Yeah, I’m not talking about the famous Lemmings level, unfortunately (anyone know a good Flash implement of that btw?), but the tendency for certain dates to be kickass.
By kickass, I mean:
Kickass (n) (cic-aze). A sequence of date and time digits of spurious yet substantial numerological significance.
A great one happened a few weeks ago, on the 10th October, better known to you and me as:
Or, if you get really anal and look at the time as well:
I think I’ve always collected these most excellent dates since I noticed 6/7/89 as a kid. Obviously 09:09 on 9/9/89 was a date of seminal excitement to me (not shared by my junior-school teacher, unfortunately), and at the same time on 9/9/99 I went completely wild. 01:01 on 1/1/2001 sadly passed me by as I was busy drunkenly drying my bricklike mobile phone off with a hairdryer, having fallen into a pool soon after midnight.

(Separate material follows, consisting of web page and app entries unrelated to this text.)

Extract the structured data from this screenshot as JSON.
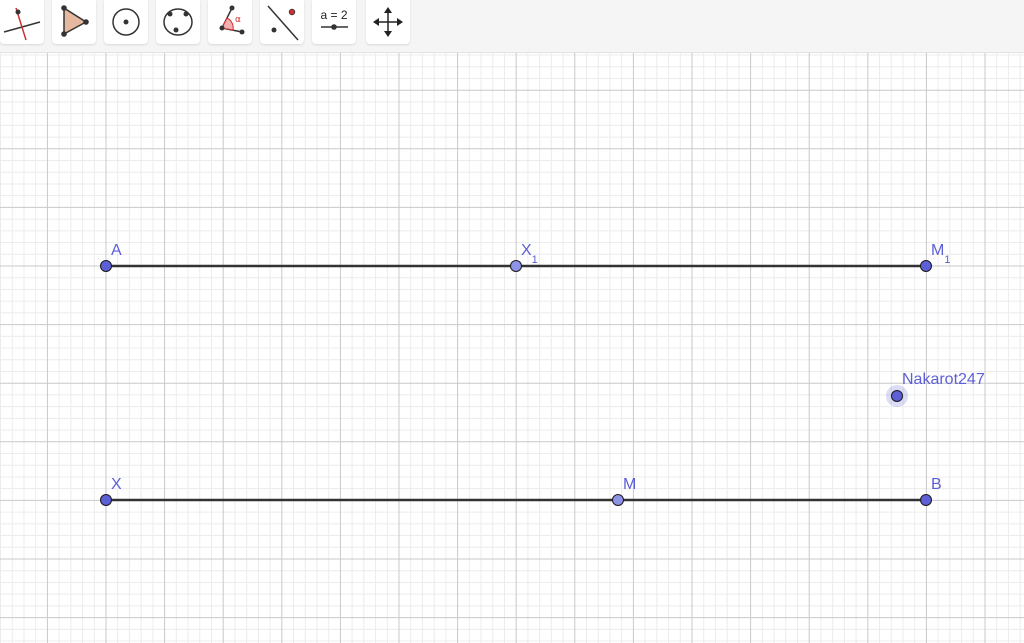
{
  "toolbar": {
    "tools": [
      {
        "id": "perpendicular-line",
        "icon": "perpendicular-line-icon"
      },
      {
        "id": "polygon",
        "icon": "polygon-icon"
      },
      {
        "id": "circle-center-point",
        "icon": "circle-center-point-icon"
      },
      {
        "id": "circle-three-points",
        "icon": "circle-three-points-icon"
      },
      {
        "id": "angle",
        "icon": "angle-icon",
        "glyph": "α"
      },
      {
        "id": "reflect-about-line",
        "icon": "reflect-about-line-icon"
      },
      {
        "id": "slider",
        "icon": "slider-icon",
        "label": "a = 2"
      },
      {
        "id": "move-graphics-view",
        "icon": "move-graphics-view-icon"
      }
    ]
  },
  "colors": {
    "point_fill": "#5c5fd6",
    "point_light_fill": "#8f93e8",
    "segment": "#333333",
    "label": "#5c5fd6",
    "grid_major": "#c9c9c9",
    "grid_minor": "#ececec",
    "angle_accent": "#e05050",
    "polygon_fill": "#e7b8a0"
  },
  "points": {
    "A": {
      "label": "A"
    },
    "X1": {
      "label": "X",
      "sub": "1"
    },
    "M1": {
      "label": "M",
      "sub": "1"
    },
    "Nakarot247": {
      "label": "Nakarot247"
    },
    "X": {
      "label": "X"
    },
    "M": {
      "label": "M"
    },
    "B": {
      "label": "B"
    }
  }
}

Being born on the 11th December, I’m particularly looking forward to a quarter-past two on my birthday in 2013, and both 11/11/11 11:11:11 and 2012/3/4 05:06:07 should be special too, as will 3/14/15 09:26 (using US dates) and 2/7/18 02:08. I’ll probably end up missing 22/2/2222 2:22 though…
Being ever-so-slightly OCD, I am more excited by these numbers than is possibly healthy, but from experience most people have a bit of a soft spot for these dates, the study of which is known as numerology, and is especially popular in China, apparently. Whole organizations have based mass-action days around them.
Without wanting to cod-psychoanalyze too deeply (I’ll save that for the pub) I wonder if the (fairly) modern obsession with significant date combinations has anything to do with our need to mark the passing of time in a relentlessly-changing world. ‘Never mind that you can’t even remember what you had for tea yesterday,’ this argument runs, ‘at least you had that tea on a date of cosmic significance.’
The fact that said dates are measured from the (arbitrarily-defined) birthday of a largely fictionalized individual in Judea 2000+ solar orbits ago is immaterial. Perhaps this need to mark the passing of significant chunks of our life is primal; we’re not so different from our Stonehenge-building, mushroom-eating proto-hippie ancestors after all…